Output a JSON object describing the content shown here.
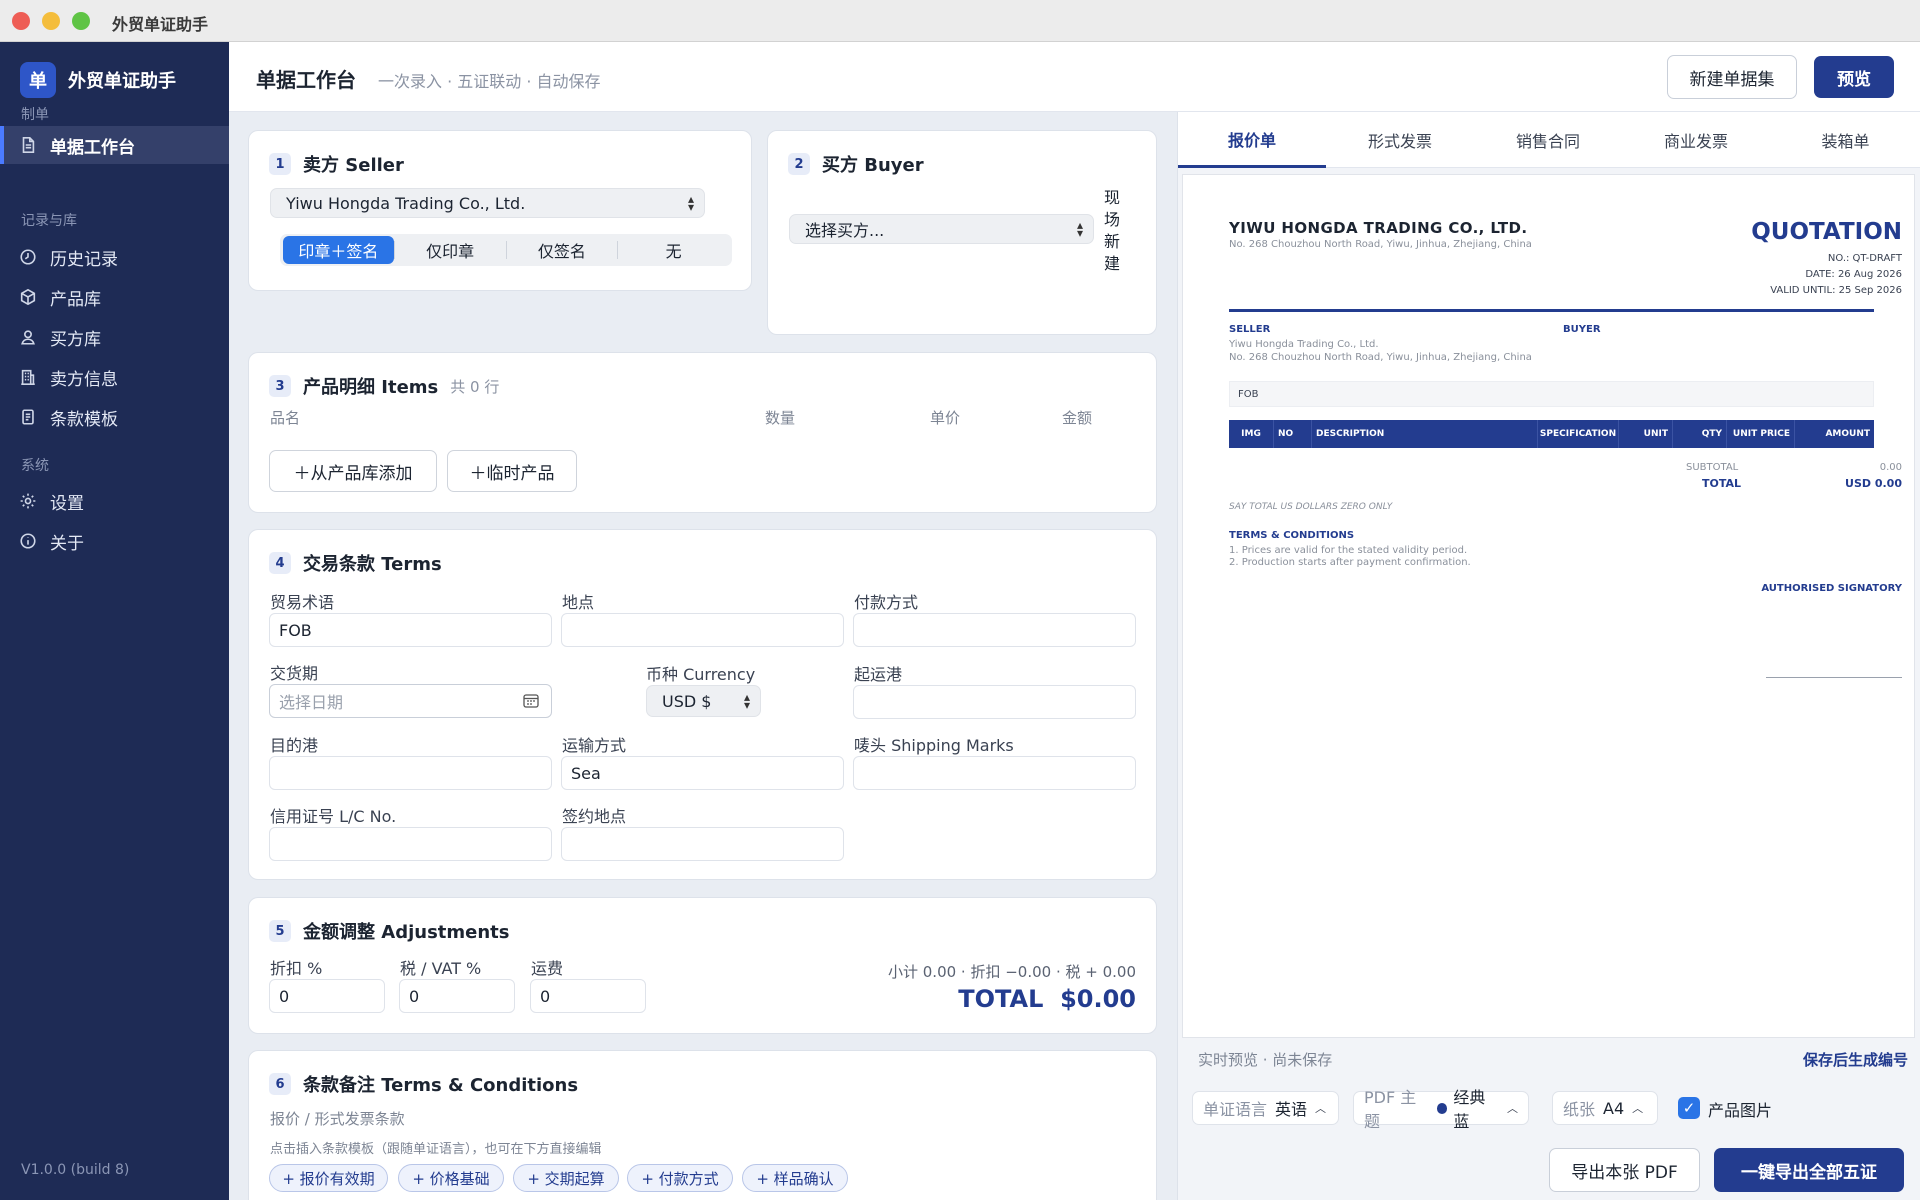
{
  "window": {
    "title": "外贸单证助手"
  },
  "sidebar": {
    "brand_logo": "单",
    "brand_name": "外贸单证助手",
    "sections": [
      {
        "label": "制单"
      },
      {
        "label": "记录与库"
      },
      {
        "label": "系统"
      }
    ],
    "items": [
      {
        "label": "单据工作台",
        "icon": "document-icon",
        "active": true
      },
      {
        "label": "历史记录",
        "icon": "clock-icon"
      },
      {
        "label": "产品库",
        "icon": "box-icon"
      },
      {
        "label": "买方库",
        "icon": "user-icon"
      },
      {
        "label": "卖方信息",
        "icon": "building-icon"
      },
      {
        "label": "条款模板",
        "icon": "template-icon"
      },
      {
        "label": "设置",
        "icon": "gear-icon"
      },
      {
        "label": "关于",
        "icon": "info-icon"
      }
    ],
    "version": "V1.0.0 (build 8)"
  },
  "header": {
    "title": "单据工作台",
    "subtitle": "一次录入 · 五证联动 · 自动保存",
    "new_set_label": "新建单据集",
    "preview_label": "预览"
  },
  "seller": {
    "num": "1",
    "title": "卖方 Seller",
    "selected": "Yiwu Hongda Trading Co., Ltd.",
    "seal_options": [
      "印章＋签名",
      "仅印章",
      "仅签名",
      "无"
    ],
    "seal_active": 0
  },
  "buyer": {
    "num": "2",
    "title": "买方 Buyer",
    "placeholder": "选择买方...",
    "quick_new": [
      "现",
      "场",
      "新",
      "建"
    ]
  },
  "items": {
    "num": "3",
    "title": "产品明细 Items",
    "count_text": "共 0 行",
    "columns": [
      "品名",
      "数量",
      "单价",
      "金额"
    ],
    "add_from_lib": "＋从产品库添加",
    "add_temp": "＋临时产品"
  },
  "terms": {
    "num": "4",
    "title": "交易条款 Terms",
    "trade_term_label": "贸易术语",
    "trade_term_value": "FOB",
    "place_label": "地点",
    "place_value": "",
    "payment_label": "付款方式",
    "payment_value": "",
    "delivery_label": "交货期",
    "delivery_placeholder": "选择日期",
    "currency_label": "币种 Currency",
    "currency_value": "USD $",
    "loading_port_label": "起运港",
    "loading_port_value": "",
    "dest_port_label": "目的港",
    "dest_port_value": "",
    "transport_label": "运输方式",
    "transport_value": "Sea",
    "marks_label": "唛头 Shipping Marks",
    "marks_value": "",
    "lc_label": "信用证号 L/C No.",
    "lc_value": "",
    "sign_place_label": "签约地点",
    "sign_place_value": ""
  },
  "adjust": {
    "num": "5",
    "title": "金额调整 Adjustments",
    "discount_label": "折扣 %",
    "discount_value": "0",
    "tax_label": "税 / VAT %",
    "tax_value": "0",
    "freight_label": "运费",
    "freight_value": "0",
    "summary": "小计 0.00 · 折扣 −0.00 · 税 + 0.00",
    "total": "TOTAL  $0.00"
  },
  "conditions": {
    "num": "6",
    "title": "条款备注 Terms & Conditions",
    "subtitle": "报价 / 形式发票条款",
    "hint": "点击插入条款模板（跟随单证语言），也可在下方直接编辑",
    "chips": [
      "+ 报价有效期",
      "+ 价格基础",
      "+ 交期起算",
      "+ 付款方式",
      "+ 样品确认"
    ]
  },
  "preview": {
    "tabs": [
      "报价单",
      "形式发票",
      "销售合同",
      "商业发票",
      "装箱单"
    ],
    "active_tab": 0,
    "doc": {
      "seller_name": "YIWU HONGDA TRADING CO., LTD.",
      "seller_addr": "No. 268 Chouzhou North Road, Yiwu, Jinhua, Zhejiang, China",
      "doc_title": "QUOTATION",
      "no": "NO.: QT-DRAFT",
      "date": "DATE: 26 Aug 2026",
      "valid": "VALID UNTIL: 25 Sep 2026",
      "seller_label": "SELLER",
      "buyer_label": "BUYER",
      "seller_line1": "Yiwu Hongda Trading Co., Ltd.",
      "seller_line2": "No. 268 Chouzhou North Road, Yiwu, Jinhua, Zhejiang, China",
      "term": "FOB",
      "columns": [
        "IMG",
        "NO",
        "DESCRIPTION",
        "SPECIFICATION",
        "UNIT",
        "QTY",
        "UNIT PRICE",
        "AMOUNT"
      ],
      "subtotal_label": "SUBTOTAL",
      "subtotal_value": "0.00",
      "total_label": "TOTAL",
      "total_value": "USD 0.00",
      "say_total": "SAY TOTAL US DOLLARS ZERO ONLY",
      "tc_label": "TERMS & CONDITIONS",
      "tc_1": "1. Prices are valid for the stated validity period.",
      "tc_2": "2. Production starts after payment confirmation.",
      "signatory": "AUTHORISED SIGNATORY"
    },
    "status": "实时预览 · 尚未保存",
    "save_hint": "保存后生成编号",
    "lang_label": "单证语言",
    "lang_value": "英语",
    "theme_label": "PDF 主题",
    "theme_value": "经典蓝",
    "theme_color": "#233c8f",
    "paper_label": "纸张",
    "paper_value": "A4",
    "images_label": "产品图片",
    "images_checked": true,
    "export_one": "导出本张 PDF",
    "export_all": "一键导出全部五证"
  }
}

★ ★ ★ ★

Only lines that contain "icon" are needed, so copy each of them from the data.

> [Expected output]
        "icon": "document-icon",
        "icon": "clock-icon"
        "icon": "box-icon"
        "icon": "user-icon"
        "icon": "building-icon"
        "icon": "template-icon"
        "icon": "gear-icon"
        "icon": "info-icon"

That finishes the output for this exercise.